It is truly the most bizarre thing to be old enough that some of my peers are not only parents but now a few of them are, gulp, grandparents as well. Because my husband and I never had children, it is quite easy for us to ease into a “Peter Pan” syndrome about life. Oh we have a mortgage and I’ve gone back to school so we’re paying a college tuition but it’s very easy to get caught up in our world of work and friends and forget that we’ve already lived a good chunk of life.

I’m very, very grateful for our health. It felt good to return to yoga, albeit at beginner’s yoga class and to be recognized for being so flexible. Really, I’m not that flexible compared to other yogis who have been practicing as long as I have, but compared to many people my age I suppose I am pretty darn flexible. I’m grateful that today I can do that squat that some Eastern Indians do when eating or hanging out and find it very relaxing. Especially when I’m filling up the fish pond with water. I love to do the Indian squat and watch the fish come up to play in the currents from the hose. Fish eye level as I like to say.

So now what? What do we do with ourselves when we’re the ones clearing the paths for others? I don’t think many groups of people have aged quite as well as my group (well, except for pretty much my entire family but I’m beginning to think that perhaps we did come here from another planet….). I have several close friends in their sixties who are in amazingly good health and just now seem to be figuring out what is really important about life and how to enjoy themselves. I’m grateful for their wisdom and their jubilant attitude towards life. There is a Coach I know named Sherry Lowery who used to be a therapist who talks a whole lot about cross generational communication happening now between all the various generations. I’d like to think that we Baby Boomers have seeded the path for that to happen because most of us are curious and interested in life and so we strike up friendships with souls who are humans who come in all forms and fashions.

It really humbled me to hang out with my friend Vickie in her new apartment in the Retirement community. I’ve coached someone who has talked about creating a community for aging creatives (musicians and artists) and I sure hope she will see that dream out.
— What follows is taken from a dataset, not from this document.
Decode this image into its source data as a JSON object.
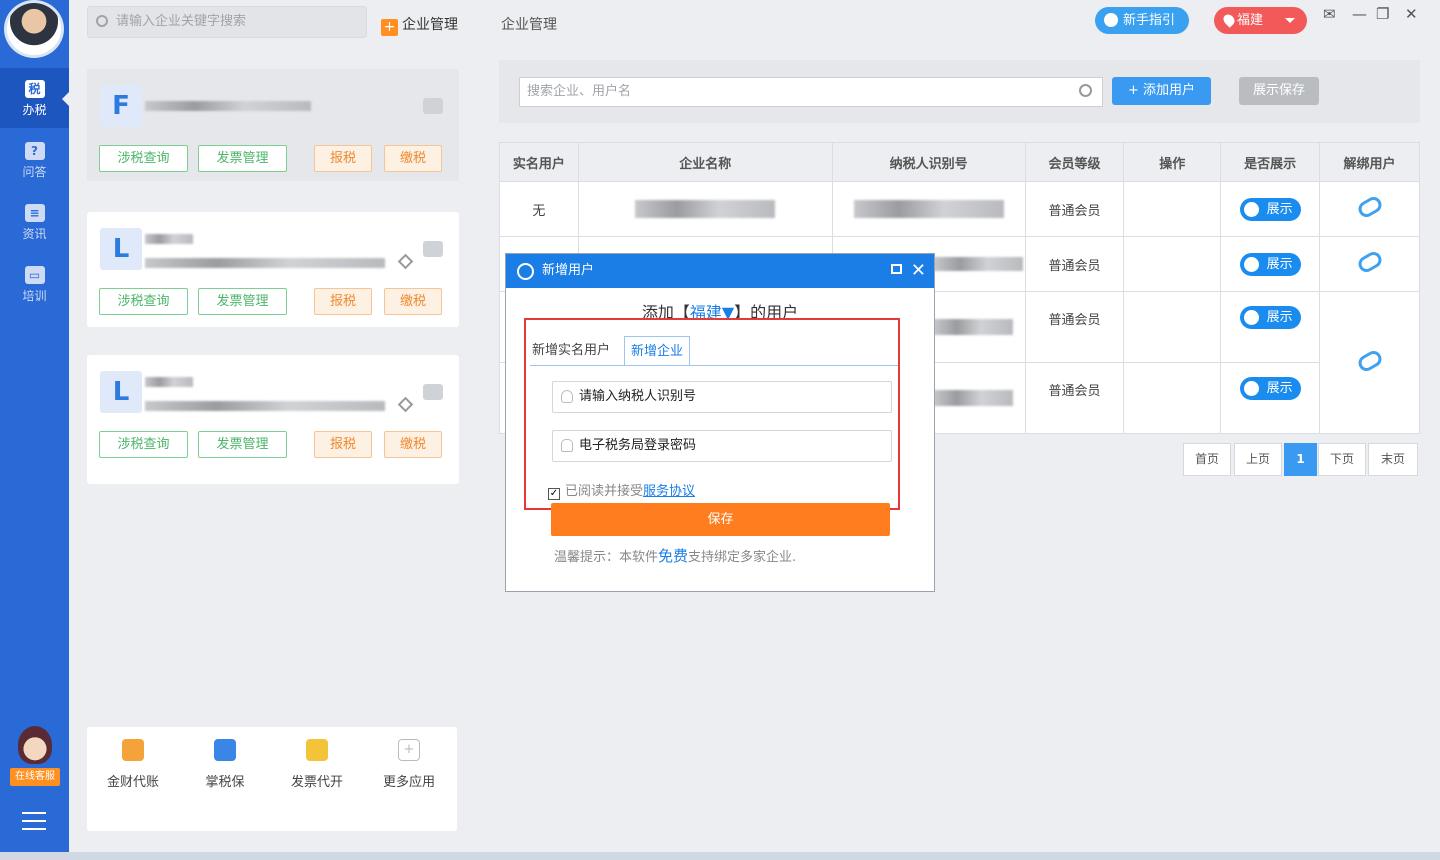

I think Carole King has something along those lines in Idaho (though I haven’t googled it yet). I think there are more than a few pods of us people who are ganky (Japanese term for full of energy) enough to keep going for a long time…heck, some of us are just getting started. These are the people I want to be in community with but not only them, I also want my younger friends in with us as well. Maybe I’m talking about Utopia or Shangri La. I just know that I am motivated to creating a different kind of ending for myself. Both my parents are doing really well in their mid 70s living on their own and kicking about their lives. That’s how I plan to be too. But….for those of us who may have unforeseen occurrences in their lives, it sure would be nice to have some good alternatives to consider rather than being shuffled off to a quiet room somewhere to end your days smelling macaroni and cheese and urine.

Now I’m off to read a little bit out of four books I have going on (one written by Steven Fogle “My Mind is Not Always My Friend) who I’m interviewing on BTR, Tuesday, June 29) and love on my cats and dogs and husband.

What are your thoughts about getting older?